I am a firm believer in the advise and consent role of the Senate on important executive confirmations. A careful look at the qualifications, temperament, moral character and background of key officials is a good thing. It makes a president more careful when he considers nominations, it provides for an airing of policy positions and differences, and it enables senators to give messages to an administration about their expectations for implementation of policies and legislation they have enacted or oversee.
But an advise and consent power has to be exercised with responsibility. That means that senators ultimately give wide leeway to presidents to choose the people they want and trust in positions of authority. Reasonable standards should be employed on qualifications, temperament, moral character and background, but not manipulative attempts to exaggerate alleged negative qualities, to smear people who have put themselves out there for public service, not via reprehensible leaks of material from FBI background checks or anonymous sources.
It means that nominations should, in almost every instance, come to the Senate for up-or-down votes — not be killed stealthily in committee by sitting on them without confirmation hearings or without voting them out to the floor, not held anonymously or otherwise for months or longer because of the pique or hostage- taking propensity of individual lawmakers, not filibustered.
It means that when a Senate minority declares that it will not allow anyone, no matter their qualifications, to fill posts because the minority doesn’t like the law that authorizes or empowers the position — i.e., the tactic Thomas Mann defined as “the new Nullification,” applied to the heads of the Consumer Financial Protection Bureau and the Centers for Medicare and Medicaid Services — it is way out of bounds.
We have a newly re-elected president, who won with a clear majority of national popular votes cast. He has selected his nominees for two of the four top Cabinet posts in his administration. And before any hearings, the long knives are already coming out against them.
I know former Sen. Chuck Hagel and Jacob J. Lew well. I know that they are both men of exceptional character, intellect, personal integrity and deep experience.
There are legitimate questions to raise about them. There should be a debate in the hearings about Hagel’s past statements and positions on foreign policy, and it is perfectly appropriate to have a debate about President Barack Obama’s foreign policy vision as reflected in the nomination.
It is legitimate to raise questions about Obama’s economic policy in hearings on Lew, and about what kinds of background and experiences are best suited for Treasury.
But the idea that Hagel is an anti-Semite or anti-Israel is absurd, and the idea that Lew is too stubborn and mean in negotiations with congressional staffers is puerile.
As for their positions on defense, foreign policy, budgets or spending programs, the key point is that they will support the president’s positions. These are his choices, and they deserve due deference, not cheap shots.
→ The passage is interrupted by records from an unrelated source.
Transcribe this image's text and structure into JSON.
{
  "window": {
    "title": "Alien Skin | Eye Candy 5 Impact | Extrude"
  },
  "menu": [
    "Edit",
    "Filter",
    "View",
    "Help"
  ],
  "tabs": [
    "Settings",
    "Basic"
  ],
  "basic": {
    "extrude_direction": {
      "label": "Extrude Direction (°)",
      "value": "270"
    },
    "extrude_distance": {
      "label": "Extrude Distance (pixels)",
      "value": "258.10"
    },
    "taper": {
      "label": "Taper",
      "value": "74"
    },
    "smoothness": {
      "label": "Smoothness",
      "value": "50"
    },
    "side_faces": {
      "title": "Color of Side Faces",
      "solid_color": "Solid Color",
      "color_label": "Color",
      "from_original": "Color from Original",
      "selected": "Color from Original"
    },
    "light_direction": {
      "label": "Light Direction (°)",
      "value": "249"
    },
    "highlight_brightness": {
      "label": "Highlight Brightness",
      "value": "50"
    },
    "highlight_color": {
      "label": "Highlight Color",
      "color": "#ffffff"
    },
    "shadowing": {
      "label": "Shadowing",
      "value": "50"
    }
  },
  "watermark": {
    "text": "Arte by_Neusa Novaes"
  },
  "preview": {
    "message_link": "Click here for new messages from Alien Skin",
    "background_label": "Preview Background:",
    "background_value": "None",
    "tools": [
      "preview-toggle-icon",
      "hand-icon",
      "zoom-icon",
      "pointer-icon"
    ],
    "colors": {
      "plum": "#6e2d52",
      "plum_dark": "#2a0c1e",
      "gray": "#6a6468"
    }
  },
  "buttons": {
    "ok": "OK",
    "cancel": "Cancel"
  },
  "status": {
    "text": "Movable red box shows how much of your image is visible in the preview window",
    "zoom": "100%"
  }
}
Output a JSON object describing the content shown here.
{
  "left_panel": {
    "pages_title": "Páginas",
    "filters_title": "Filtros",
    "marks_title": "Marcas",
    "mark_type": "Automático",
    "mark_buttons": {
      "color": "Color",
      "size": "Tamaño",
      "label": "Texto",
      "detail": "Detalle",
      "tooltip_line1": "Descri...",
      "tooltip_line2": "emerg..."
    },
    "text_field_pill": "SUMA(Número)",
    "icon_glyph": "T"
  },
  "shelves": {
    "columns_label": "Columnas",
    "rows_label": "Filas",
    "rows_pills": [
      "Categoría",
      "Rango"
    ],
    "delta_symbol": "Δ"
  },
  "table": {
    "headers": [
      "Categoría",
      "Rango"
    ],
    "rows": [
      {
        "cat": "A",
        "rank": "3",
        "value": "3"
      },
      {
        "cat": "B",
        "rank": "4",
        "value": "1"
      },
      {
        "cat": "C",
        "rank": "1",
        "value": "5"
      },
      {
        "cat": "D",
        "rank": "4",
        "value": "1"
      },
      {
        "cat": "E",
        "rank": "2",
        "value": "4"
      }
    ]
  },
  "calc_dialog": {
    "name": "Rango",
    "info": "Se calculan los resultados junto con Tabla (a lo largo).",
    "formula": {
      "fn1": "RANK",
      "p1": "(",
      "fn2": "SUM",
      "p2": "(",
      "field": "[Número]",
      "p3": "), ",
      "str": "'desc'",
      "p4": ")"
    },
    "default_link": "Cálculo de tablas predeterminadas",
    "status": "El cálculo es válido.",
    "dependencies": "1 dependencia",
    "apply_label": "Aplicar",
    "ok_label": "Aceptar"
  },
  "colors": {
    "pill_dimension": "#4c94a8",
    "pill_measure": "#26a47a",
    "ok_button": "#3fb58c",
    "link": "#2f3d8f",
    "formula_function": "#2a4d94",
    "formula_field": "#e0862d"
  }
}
To watch Texas Republican Ted Cruz, before serving a day in the Senate, before any hearings or meeting with Hagel face-to-face, come out against him, tells us a lot about Ted Cruz. To read Mississippi GOP Sen. Roger Wicker’s statement, accusing the president of fomenting bitter partisan gridlock by choosing as his nominee for Defense a former two-term Republican senator, tells us that Wicker, a solid legislator, has lost his perspective on where bitter partisan gridlock is coming from.
I don’t begrudge any senator a negative vote against a nominee. That is the prerogative of a senator. But when top nominations made right after an election get not the benefit of the doubt but character attacks, it is not a good sign. The real test here is whether Republicans take this to the next level and filibuster any of these highly qualified and superior individuals who are the considered choices of the president. If that happens, it is a sign that elections, propriety and the intent of the advise and consent clause don’t matter when they come up against the tribalism that now dominates our politics.
Norman Ornstein is a resident scholar at the American Enterprise Institute.